- _How to complete this task_
Copy out, from the entries below, each line that holds the string "name".

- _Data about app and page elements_

%%

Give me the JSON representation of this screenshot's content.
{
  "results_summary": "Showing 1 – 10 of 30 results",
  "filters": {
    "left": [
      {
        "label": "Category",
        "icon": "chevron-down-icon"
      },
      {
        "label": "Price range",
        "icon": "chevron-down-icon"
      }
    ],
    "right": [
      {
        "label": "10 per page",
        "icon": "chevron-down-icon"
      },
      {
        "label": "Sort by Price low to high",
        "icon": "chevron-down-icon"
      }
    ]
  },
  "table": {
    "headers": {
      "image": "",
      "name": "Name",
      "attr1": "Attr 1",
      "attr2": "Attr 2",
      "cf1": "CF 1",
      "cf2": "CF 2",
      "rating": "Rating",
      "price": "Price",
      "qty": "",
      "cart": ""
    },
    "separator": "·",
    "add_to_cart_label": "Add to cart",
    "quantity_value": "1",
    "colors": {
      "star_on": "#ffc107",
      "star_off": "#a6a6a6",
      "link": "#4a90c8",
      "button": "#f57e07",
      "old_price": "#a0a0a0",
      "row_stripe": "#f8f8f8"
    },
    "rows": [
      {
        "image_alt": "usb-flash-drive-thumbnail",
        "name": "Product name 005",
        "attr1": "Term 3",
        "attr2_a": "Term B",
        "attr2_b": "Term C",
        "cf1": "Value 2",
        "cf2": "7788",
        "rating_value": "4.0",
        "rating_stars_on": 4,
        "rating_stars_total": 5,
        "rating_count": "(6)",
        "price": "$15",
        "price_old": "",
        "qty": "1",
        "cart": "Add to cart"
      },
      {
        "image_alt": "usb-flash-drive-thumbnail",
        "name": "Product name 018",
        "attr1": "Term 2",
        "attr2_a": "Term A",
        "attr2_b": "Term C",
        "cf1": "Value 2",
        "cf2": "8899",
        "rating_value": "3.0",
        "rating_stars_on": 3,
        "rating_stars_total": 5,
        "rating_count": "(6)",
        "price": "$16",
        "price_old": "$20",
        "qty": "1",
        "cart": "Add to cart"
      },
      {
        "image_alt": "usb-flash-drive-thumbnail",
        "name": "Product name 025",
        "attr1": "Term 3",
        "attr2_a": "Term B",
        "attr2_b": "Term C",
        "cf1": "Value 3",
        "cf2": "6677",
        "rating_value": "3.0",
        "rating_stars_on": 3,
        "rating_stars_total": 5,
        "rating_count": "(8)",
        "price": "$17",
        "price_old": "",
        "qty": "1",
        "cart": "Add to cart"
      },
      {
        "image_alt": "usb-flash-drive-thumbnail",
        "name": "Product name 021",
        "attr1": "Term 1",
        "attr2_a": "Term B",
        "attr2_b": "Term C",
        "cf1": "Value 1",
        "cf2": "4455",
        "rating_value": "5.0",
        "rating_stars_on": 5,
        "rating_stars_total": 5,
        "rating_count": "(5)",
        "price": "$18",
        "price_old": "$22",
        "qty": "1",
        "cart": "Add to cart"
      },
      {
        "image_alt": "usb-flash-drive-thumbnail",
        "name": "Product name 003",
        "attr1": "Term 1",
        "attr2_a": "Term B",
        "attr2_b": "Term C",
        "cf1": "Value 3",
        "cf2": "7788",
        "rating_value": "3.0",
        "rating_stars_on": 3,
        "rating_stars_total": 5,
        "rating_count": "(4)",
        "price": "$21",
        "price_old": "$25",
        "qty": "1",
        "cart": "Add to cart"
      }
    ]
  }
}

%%

- _Reply_
      "name": "Name",
        "name": "Product name 005",
        "name": "Product name 018",
        "name": "Product name 025",
        "name": "Product name 021",
        "name": "Product name 003",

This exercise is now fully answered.